- Excessive scratching of his ears
- Ear canal redness and irritation
- Swelling of the outer ear
- A yellowish or brownish ear discharge
- Some loss of balance
- Tenderness or difficulty chewing on one side
When it comes to ear infections, whether resulting from allergies, mites, or fungal, yeast, or bacterial infections, EcoEars is one of the best possible remedies. It’s gentle enough to be used as a regular ear cleaner to help prevent ear infections. Or use EcoEars to eliminate painful, itchy ear infections. EcoEars is all-natural and fast-acting. Try it now and see the difference for yourself.
This is something all dog owners dread. A flea infestation, if not detected early enough, can quickly lead to up to 1,000 blood-sucking fleas terrorizing our pooch. In fact, fleas only need three weeks to multiply into a horde. Unfortunately, summer is also flea season. A more accurate statement would be that warm weather is flea season. We should already be familiar with the early symptoms of a flea infection, and should promptly treat our dog before it gets worse:
- Allergic dermatitis, or a skin rash due to allergy
- Excessive scratching, biting, and licking of the skin
- Hair loss
- Black dots on the skin, or flea dirt
- Tapeworms can be acquired from fleas
- Many other flea-borne infections and diseases can occur. For more about the diseases fleas can carry that can transfer to our pups as well as ourselves and our families, check-out these articles about fleas:
This is a serious bacterial infection caused by spirochete bacteria. It is usually contracted through direct skin contact with another infected animal. However, it can also be acquired by drinking water from a lake, ditch, or puddle that has been contaminated with urine that contains spirochetes. Leptospirosis can become fatal if not treated immediately. There is a Leptospirosis vaccine available for dogs. We can check with our vet regarding the presence of Lepto in our region and whether a vaccine is warranted. If Fido shows any of the following symptoms, we should bring him to the vet posthaste.
- High fever
- Joint and body pain
- Weakness and general malaise
- Eye and nose discharge
Spending more time outdoors means a higher risk of exposure to intestinal parasites. Our pooch usually acquires parasitic worms through contact with another infected dog, from soil or water contaminated with worm eggs, or from fleas. The most common intestinal parasites in dogs include hookworms, ringworms, roundworms, and tapeworms. A parasitic infestation requires immediate medical attention because it can have serious health consequences and can even become fatal, especially in puppies and senior dogs.
- Diarrhea, which may be bloody and may have worms
- Loss of appetite
- Quick and significant weight loss
- Dry and coarse coat

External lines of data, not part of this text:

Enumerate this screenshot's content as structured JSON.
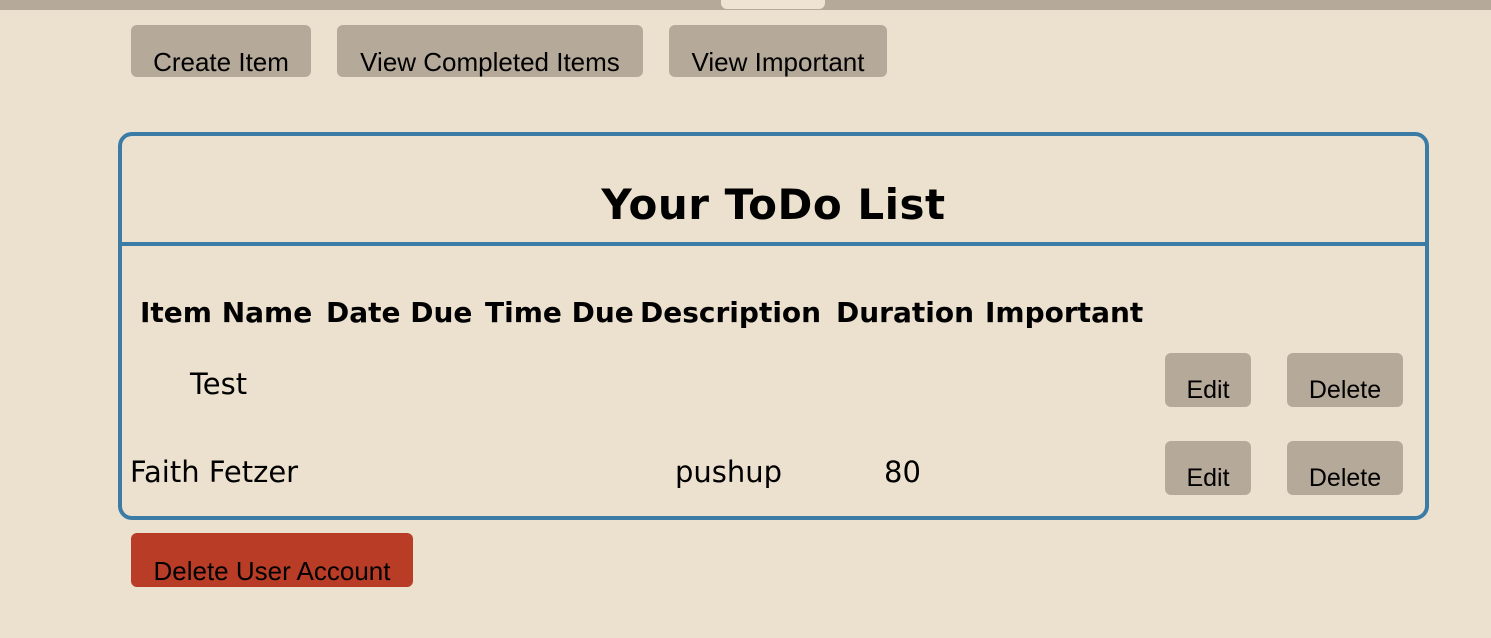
{
  "toolbar": {
    "create_label": "Create Item",
    "completed_label": "View Completed Items",
    "important_label": "View Important"
  },
  "todo": {
    "title": "Your ToDo List",
    "columns": [
      "Item Name",
      "Date Due",
      "Time Due",
      "Description",
      "Duration",
      "Important"
    ],
    "rows": [
      {
        "item_name": "Test",
        "date_due": "",
        "time_due": "",
        "description": "",
        "duration": "",
        "important": "",
        "edit_label": "Edit",
        "delete_label": "Delete"
      },
      {
        "item_name": "Faith Fetzer",
        "date_due": "",
        "time_due": "",
        "description": "pushup",
        "duration": "80",
        "important": "",
        "edit_label": "Edit",
        "delete_label": "Delete"
      }
    ]
  },
  "account": {
    "delete_label": "Delete User Account"
  },
  "colors": {
    "background": "#ece0ce",
    "button": "#b5a999",
    "panel_border": "#3b7ca6",
    "danger": "#b83c26"
  }
}
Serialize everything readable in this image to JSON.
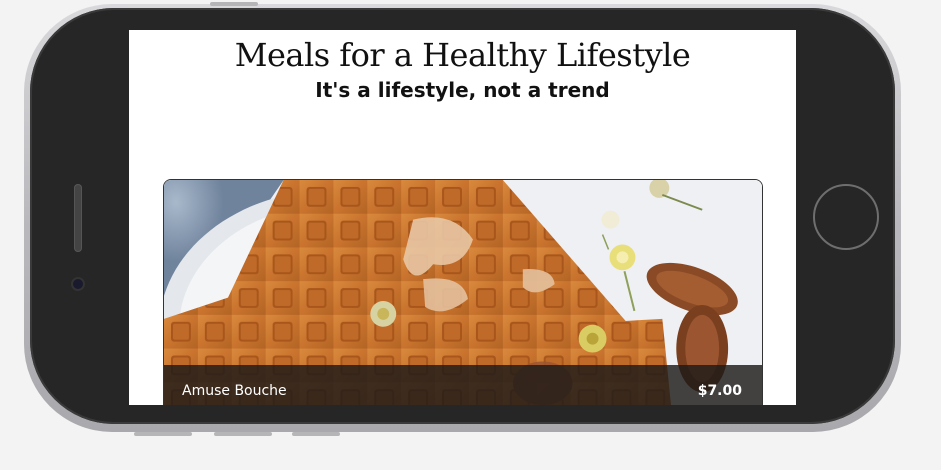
{
  "page": {
    "title": "Meals for a Healthy Lifestyle",
    "subtitle": "It's a lifestyle, not a trend"
  },
  "menu_items": [
    {
      "name": "Amuse Bouche",
      "price": "$7.00"
    }
  ],
  "device": {
    "frame_color": "#262626",
    "screen_color": "#ffffff"
  }
}
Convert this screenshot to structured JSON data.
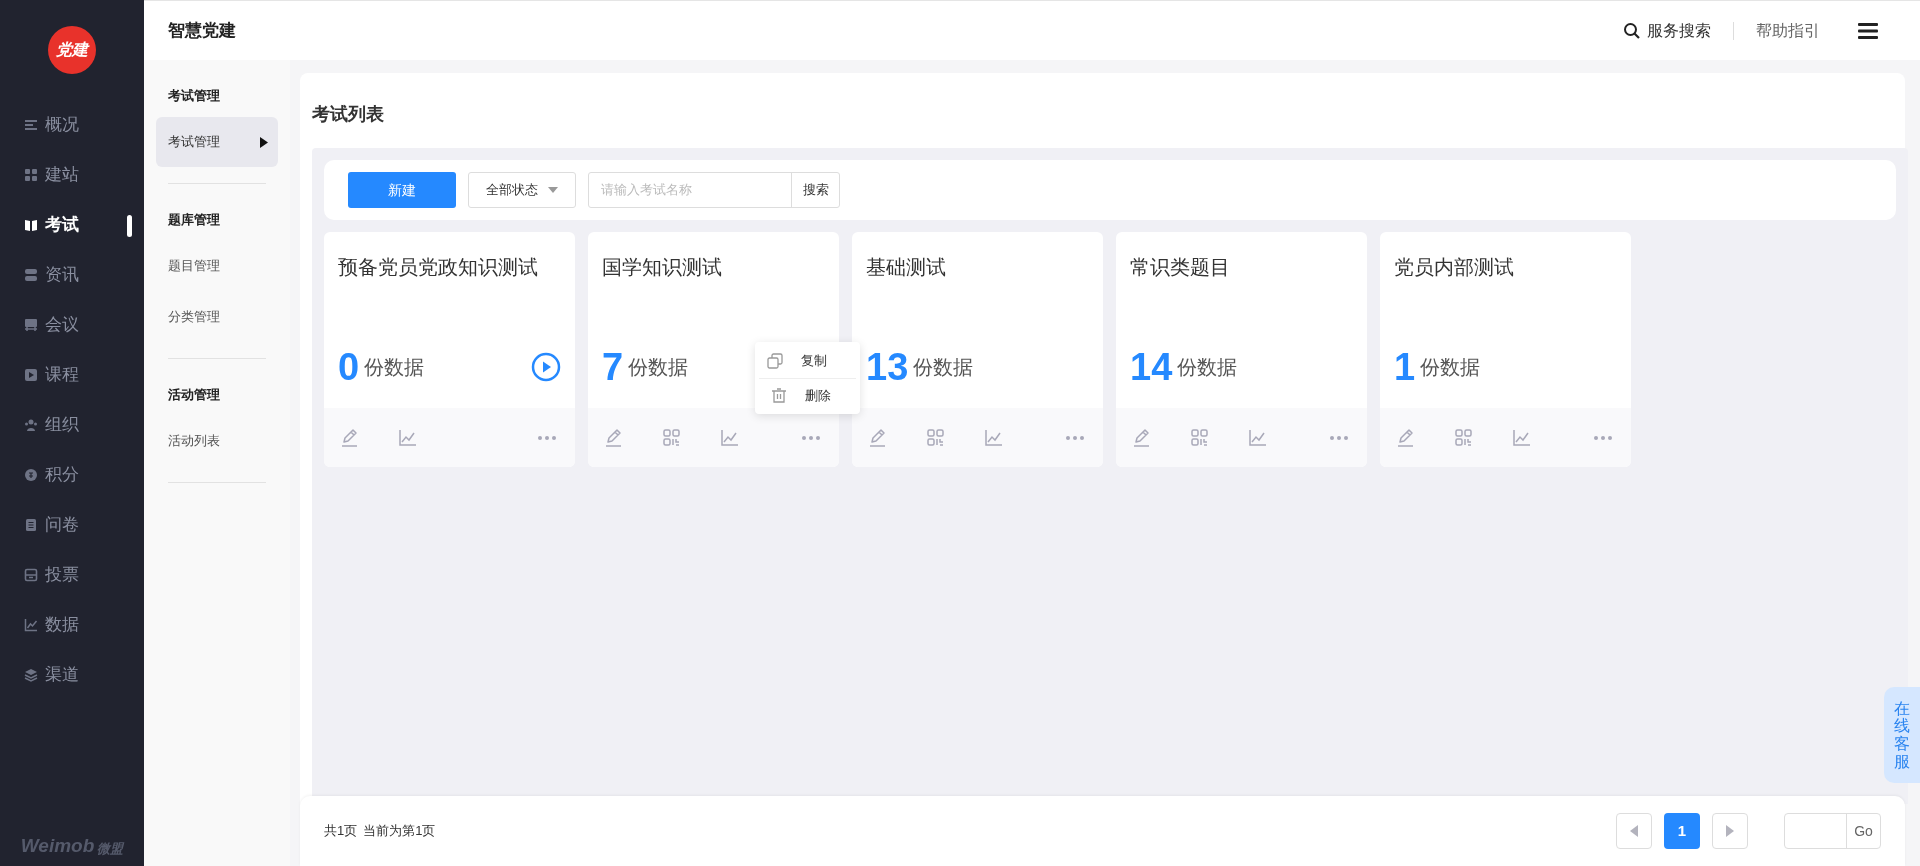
{
  "logo": {
    "text": "党建"
  },
  "nav": [
    {
      "label": "概况",
      "kind": "lines",
      "selected": false
    },
    {
      "label": "建站",
      "kind": "grid",
      "selected": false
    },
    {
      "label": "考试",
      "kind": "book",
      "selected": true
    },
    {
      "label": "资讯",
      "kind": "stack",
      "selected": false
    },
    {
      "label": "会议",
      "kind": "board",
      "selected": false
    },
    {
      "label": "课程",
      "kind": "play",
      "selected": false
    },
    {
      "label": "组织",
      "kind": "people",
      "selected": false
    },
    {
      "label": "积分",
      "kind": "coin",
      "selected": false
    },
    {
      "label": "问卷",
      "kind": "doc",
      "selected": false
    },
    {
      "label": "投票",
      "kind": "box",
      "selected": false
    },
    {
      "label": "数据",
      "kind": "chart",
      "selected": false
    },
    {
      "label": "渠道",
      "kind": "layers",
      "selected": false
    }
  ],
  "brand": {
    "text": "Weimob",
    "sub": "微盟"
  },
  "app_title": "智慧党建",
  "header": {
    "search": "服务搜索",
    "help": "帮助指引"
  },
  "subnav": [
    {
      "heading": "考试管理",
      "items": [
        {
          "label": "考试管理",
          "selected": true
        }
      ]
    },
    {
      "heading": "题库管理",
      "items": [
        {
          "label": "题目管理",
          "selected": false
        },
        {
          "label": "分类管理",
          "selected": false
        }
      ]
    },
    {
      "heading": "活动管理",
      "items": [
        {
          "label": "活动列表",
          "selected": false
        }
      ]
    }
  ],
  "page_title": "考试列表",
  "toolbar": {
    "new_button": "新建",
    "status_filter": "全部状态",
    "search_placeholder": "请输入考试名称",
    "search_button": "搜索"
  },
  "cards": [
    {
      "title": "预备党员党政知识测试",
      "count": "0",
      "unit": "份数据",
      "playable": true,
      "actions": [
        {
          "kind": "edit"
        },
        {
          "kind": "chart"
        },
        {
          "kind": "more"
        }
      ]
    },
    {
      "title": "国学知识测试",
      "count": "7",
      "unit": "份数据",
      "actions": [
        {
          "kind": "edit"
        },
        {
          "kind": "qr"
        },
        {
          "kind": "chart"
        },
        {
          "kind": "more"
        }
      ],
      "menu": [
        {
          "kind": "copy",
          "label": "复制"
        },
        {
          "kind": "trash",
          "label": "删除"
        }
      ]
    },
    {
      "title": "基础测试",
      "count": "13",
      "unit": "份数据",
      "playable": false,
      "actions": [
        {
          "kind": "edit"
        },
        {
          "kind": "qr"
        },
        {
          "kind": "chart"
        },
        {
          "kind": "more"
        }
      ]
    },
    {
      "title": "常识类题目",
      "count": "14",
      "unit": "份数据",
      "playable": false,
      "actions": [
        {
          "kind": "edit"
        },
        {
          "kind": "qr"
        },
        {
          "kind": "chart"
        },
        {
          "kind": "more"
        }
      ]
    },
    {
      "title": "党员内部测试",
      "count": "1",
      "unit": "份数据",
      "playable": false,
      "actions": [
        {
          "kind": "edit"
        },
        {
          "kind": "qr"
        },
        {
          "kind": "chart"
        },
        {
          "kind": "more"
        }
      ]
    }
  ],
  "pagination": {
    "total": "共1页",
    "current": "当前为第1页",
    "pages": [
      {
        "label": "1",
        "selected": true
      }
    ],
    "go": "Go"
  },
  "service_tab": "在线客服"
}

- Dragging and rubbing bottom on the floor
- A generally sickly appearance
Although not a disease, this is an all too common occurrence during summertime. It can be easy to forget that our dogs do not have the same efficient ability to cool down like we do. Dehydration is not only caused by inadequate water intake, but also excessive water loss due to vomiting, diarrhea, and high fever. Dehydration should be taken seriously, as it can quickly lead to overheating, heatstroke, or a fatal systems shutdown. Symptoms of dehydration include:
- Excessive panting
- Dry mouth
- Weakness and general malaise
- Sunken eyes
- Loss of appetite
- Excessive urination
- Sudden weight loss
Immediate treatment involves giving Fido water and keeping him cool. Then be sure to take Fido to the vet as soon as possible. If the body has been taxed too much by the heat, a shutdown can occur hours or even an entire day after extensive exposure and dehydration.
Summer spells fun for us and our best buds because we get to spend more hours outdoors. That said, we should also be aware of the common summer health risks to our dogs and take the necessary precautions to keep them safe and healthy.
- “7 Signs Your Pet Has Seasonal Allergies,” PetMD
- “Ears - Infections and Treatments,” VetWest Animal Hospitals
- “The Problems With Fleas In Summer,” K9 Magazine
- “Dogs and Water and Water-borne Diseases – A Summertime Tradition,” Morris Animal Foundation
- “Dog Parasites,” AKC
- “Summertime Dehydration and Your Dog,” Pet Health Network